[DATA SECTION]

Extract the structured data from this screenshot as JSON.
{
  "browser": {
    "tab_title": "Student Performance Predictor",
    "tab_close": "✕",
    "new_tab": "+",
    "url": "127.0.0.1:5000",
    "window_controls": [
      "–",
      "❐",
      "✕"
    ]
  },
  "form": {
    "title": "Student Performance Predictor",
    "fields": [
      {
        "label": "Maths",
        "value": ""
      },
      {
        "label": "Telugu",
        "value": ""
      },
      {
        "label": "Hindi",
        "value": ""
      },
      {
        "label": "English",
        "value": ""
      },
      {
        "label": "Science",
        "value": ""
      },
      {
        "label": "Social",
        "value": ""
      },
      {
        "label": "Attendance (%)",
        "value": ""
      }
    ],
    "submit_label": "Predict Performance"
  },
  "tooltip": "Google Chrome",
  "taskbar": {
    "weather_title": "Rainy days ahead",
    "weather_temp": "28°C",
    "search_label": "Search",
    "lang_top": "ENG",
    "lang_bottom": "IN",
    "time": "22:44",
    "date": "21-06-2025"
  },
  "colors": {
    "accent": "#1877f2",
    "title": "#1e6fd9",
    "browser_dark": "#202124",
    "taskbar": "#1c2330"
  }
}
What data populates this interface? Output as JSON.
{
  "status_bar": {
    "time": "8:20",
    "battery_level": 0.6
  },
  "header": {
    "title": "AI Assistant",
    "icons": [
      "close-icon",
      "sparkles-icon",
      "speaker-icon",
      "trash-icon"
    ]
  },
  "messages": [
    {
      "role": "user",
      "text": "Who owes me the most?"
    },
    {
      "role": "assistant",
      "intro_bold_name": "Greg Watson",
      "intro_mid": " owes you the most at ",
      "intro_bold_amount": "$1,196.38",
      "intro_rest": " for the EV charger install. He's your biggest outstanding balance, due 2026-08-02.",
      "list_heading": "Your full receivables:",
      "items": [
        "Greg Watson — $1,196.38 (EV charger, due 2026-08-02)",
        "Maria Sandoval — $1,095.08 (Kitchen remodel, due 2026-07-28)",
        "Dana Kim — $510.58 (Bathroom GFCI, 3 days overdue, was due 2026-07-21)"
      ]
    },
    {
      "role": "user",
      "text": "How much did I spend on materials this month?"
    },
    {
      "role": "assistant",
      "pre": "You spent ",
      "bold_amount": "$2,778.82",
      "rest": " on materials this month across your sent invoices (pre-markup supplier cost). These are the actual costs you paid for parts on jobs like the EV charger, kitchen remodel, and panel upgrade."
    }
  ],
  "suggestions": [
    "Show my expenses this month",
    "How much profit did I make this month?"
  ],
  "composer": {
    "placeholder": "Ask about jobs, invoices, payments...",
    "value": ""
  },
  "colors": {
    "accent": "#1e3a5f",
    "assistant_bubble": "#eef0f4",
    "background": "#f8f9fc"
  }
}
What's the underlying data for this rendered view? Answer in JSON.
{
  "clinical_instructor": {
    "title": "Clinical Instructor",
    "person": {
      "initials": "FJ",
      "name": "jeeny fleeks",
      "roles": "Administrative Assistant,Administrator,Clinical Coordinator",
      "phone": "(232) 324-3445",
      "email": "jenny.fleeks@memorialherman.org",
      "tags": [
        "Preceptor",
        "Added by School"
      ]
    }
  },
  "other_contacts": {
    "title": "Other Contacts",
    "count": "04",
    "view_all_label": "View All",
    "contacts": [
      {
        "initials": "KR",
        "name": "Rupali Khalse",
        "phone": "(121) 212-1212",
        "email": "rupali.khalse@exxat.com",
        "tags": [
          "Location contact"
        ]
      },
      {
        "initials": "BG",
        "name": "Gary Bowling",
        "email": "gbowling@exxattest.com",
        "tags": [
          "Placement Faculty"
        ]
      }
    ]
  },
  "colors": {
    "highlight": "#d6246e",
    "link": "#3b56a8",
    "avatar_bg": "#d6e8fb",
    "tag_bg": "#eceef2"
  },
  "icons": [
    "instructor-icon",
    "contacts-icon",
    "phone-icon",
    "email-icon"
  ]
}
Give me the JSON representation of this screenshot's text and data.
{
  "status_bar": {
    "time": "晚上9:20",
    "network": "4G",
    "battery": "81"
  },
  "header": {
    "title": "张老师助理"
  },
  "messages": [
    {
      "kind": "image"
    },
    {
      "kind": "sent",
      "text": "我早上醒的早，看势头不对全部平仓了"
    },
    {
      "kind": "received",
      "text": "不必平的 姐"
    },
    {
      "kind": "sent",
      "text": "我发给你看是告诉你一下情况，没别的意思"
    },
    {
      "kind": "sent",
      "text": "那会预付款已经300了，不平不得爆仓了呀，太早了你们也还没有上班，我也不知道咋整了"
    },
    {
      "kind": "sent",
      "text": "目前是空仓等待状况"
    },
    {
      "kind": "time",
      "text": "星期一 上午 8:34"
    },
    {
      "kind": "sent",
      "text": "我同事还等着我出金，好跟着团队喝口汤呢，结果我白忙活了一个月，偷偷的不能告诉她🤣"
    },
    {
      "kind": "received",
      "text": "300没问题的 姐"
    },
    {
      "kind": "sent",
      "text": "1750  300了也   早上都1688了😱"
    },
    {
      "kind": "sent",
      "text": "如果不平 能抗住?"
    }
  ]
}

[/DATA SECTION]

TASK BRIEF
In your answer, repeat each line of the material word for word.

REPLY TO THE EXERCISE
Extract the structured data from this screenshot as JSON.
{
  "browser": {
    "tab_title": "Student Performance Predictor",
    "tab_close": "✕",
    "new_tab": "+",
    "url": "127.0.0.1:5000",
    "window_controls": [
      "–",
      "❐",
      "✕"
    ]
  },
  "form": {
    "title": "Student Performance Predictor",
    "fields": [
      {
        "label": "Maths",
        "value": ""
      },
      {
        "label": "Telugu",
        "value": ""
      },
      {
        "label": "Hindi",
        "value": ""
      },
      {
        "label": "English",
        "value": ""
      },
      {
        "label": "Science",
        "value": ""
      },
      {
        "label": "Social",
        "value": ""
      },
      {
        "label": "Attendance (%)",
        "value": ""
      }
    ],
    "submit_label": "Predict Performance"
  },
  "tooltip": "Google Chrome",
  "taskbar": {
    "weather_title": "Rainy days ahead",
    "weather_temp": "28°C",
    "search_label": "Search",
    "lang_top": "ENG",
    "lang_bottom": "IN",
    "time": "22:44",
    "date": "21-06-2025"
  },
  "colors": {
    "accent": "#1877f2",
    "title": "#1e6fd9",
    "browser_dark": "#202124",
    "taskbar": "#1c2330"
  }
}
What data populates this interface? Output as JSON.
{
  "status_bar": {
    "time": "8:20",
    "battery_level": 0.6
  },
  "header": {
    "title": "AI Assistant",
    "icons": [
      "close-icon",
      "sparkles-icon",
      "speaker-icon",
      "trash-icon"
    ]
  },
  "messages": [
    {
      "role": "user",
      "text": "Who owes me the most?"
    },
    {
      "role": "assistant",
      "intro_bold_name": "Greg Watson",
      "intro_mid": " owes you the most at ",
      "intro_bold_amount": "$1,196.38",
      "intro_rest": " for the EV charger install. He's your biggest outstanding balance, due 2026-08-02.",
      "list_heading": "Your full receivables:",
      "items": [
        "Greg Watson — $1,196.38 (EV charger, due 2026-08-02)",
        "Maria Sandoval — $1,095.08 (Kitchen remodel, due 2026-07-28)",
        "Dana Kim — $510.58 (Bathroom GFCI, 3 days overdue, was due 2026-07-21)"
      ]
    },
    {
      "role": "user",
      "text": "How much did I spend on materials this month?"
    },
    {
      "role": "assistant",
      "pre": "You spent ",
      "bold_amount": "$2,778.82",
      "rest": " on materials this month across your sent invoices (pre-markup supplier cost). These are the actual costs you paid for parts on jobs like the EV charger, kitchen remodel, and panel upgrade."
    }
  ],
  "suggestions": [
    "Show my expenses this month",
    "How much profit did I make this month?"
  ],
  "composer": {
    "placeholder": "Ask about jobs, invoices, payments...",
    "value": ""
  },
  "colors": {
    "accent": "#1e3a5f",
    "assistant_bubble": "#eef0f4",
    "background": "#f8f9fc"
  }
}
What's the underlying data for this rendered view? Answer in JSON.
{
  "clinical_instructor": {
    "title": "Clinical Instructor",
    "person": {
      "initials": "FJ",
      "name": "jeeny fleeks",
      "roles": "Administrative Assistant,Administrator,Clinical Coordinator",
      "phone": "(232) 324-3445",
      "email": "jenny.fleeks@memorialherman.org",
      "tags": [
        "Preceptor",
        "Added by School"
      ]
    }
  },
  "other_contacts": {
    "title": "Other Contacts",
    "count": "04",
    "view_all_label": "View All",
    "contacts": [
      {
        "initials": "KR",
        "name": "Rupali Khalse",
        "phone": "(121) 212-1212",
        "email": "rupali.khalse@exxat.com",
        "tags": [
          "Location contact"
        ]
      },
      {
        "initials": "BG",
        "name": "Gary Bowling",
        "email": "gbowling@exxattest.com",
        "tags": [
          "Placement Faculty"
        ]
      }
    ]
  },
  "colors": {
    "highlight": "#d6246e",
    "link": "#3b56a8",
    "avatar_bg": "#d6e8fb",
    "tag_bg": "#eceef2"
  },
  "icons": [
    "instructor-icon",
    "contacts-icon",
    "phone-icon",
    "email-icon"
  ]
}
Give me the JSON representation of this screenshot's text and data.
{
  "status_bar": {
    "time": "晚上9:20",
    "network": "4G",
    "battery": "81"
  },
  "header": {
    "title": "张老师助理"
  },
  "messages": [
    {
      "kind": "image"
    },
    {
      "kind": "sent",
      "text": "我早上醒的早，看势头不对全部平仓了"
    },
    {
      "kind": "received",
      "text": "不必平的 姐"
    },
    {
      "kind": "sent",
      "text": "我发给你看是告诉你一下情况，没别的意思"
    },
    {
      "kind": "sent",
      "text": "那会预付款已经300了，不平不得爆仓了呀，太早了你们也还没有上班，我也不知道咋整了"
    },
    {
      "kind": "sent",
      "text": "目前是空仓等待状况"
    },
    {
      "kind": "time",
      "text": "星期一 上午 8:34"
    },
    {
      "kind": "sent",
      "text": "我同事还等着我出金，好跟着团队喝口汤呢，结果我白忙活了一个月，偷偷的不能告诉她🤣"
    },
    {
      "kind": "received",
      "text": "300没问题的 姐"
    },
    {
      "kind": "sent",
      "text": "1750  300了也   早上都1688了😱"
    },
    {
      "kind": "sent",
      "text": "如果不平 能抗住?"
    }
  ]
}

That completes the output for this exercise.